Editorial – Banana impasse over soon?

The November 20 public hearing conducted by the House committee on ecology is perceived to have cleared some doubts about the proposed permanent ban on aerial spraying in Mindanao’s more than 60,000 hectares of export cavendish banana farms.
While the committee members did not have a 180-degree change of heart (and mind), most of them have expressed openness to a win-win solution.
Rep. Rufus Rodriguez, a ban proponent, now sees the necessity of a comprehensive study on the effects of aerial spraying on the health of the people in communities around banana plantations. The study must be expensive, but we submit it is worth it since this concerns the people’s welfare.
Much earlier, the  banana industry had proposed such an honest-to-goodness study, saying it could end the dispute once and for all.
However, the protagonists in the controversy –the non-government organizations advocating the aerial spraying ban, the Department of Health which has already sided with the advocates, the banana industry, the more neutral government agencies and other stakeholders – should not forget the plight of residents of sitio Camocaan, Hagonoy, Davao del Sur who have become some sort of collateral damage in the conflict, what with the unverified claims of DOH-commissioned researchers that they are dying of diseases due to aerial spraying.
Congress should compel the DOH researchers headed by Dr. Allan Dionisio to submit the names of those they alleged to be sick so that medical assistance can be immediately extended to them. Despite, an earlier published promise, Dionisio continues to refuse to submit the list, if there is really one.
Cecilia Moran and  Lizel Bacalso, the so-called “crying ladies” and their children should likewise be examined so that their alleged affliction if any may be properly addressed.
Meanwhile, it would do well for Robert Reyes, the running priest, and the handful of  students who figured in a scuffle with the police at the gates of Malacanang Palace last Thursday to hold their horses while Congress is sorting out the problem, which is also  pending before the Supreme Court.
Reyes, being the oldest and presumed to be the wisest, should advice his wards to calm down and wait for the democratic processes to take their course.

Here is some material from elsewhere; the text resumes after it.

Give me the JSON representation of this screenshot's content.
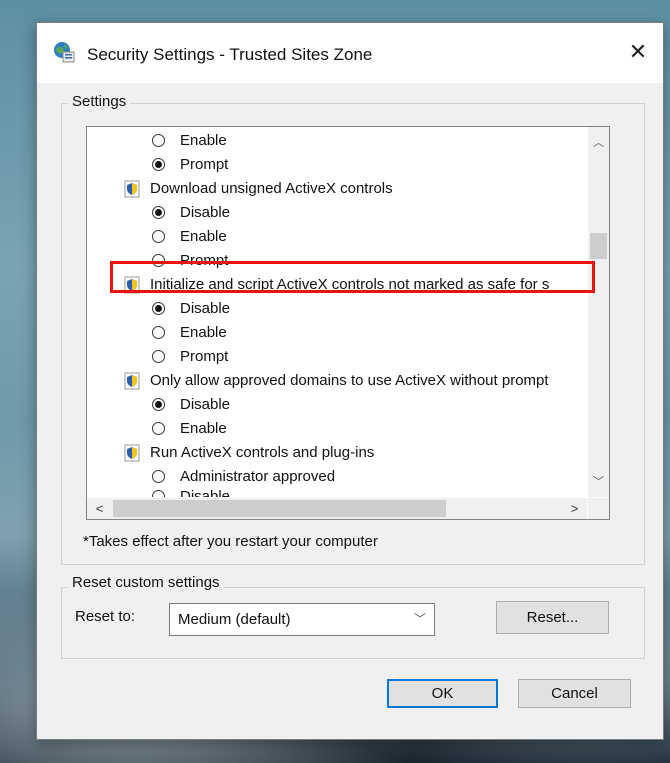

In the interregnum, Reyes and his comrades can run to Mindanao and get at the truth of aerial spraying.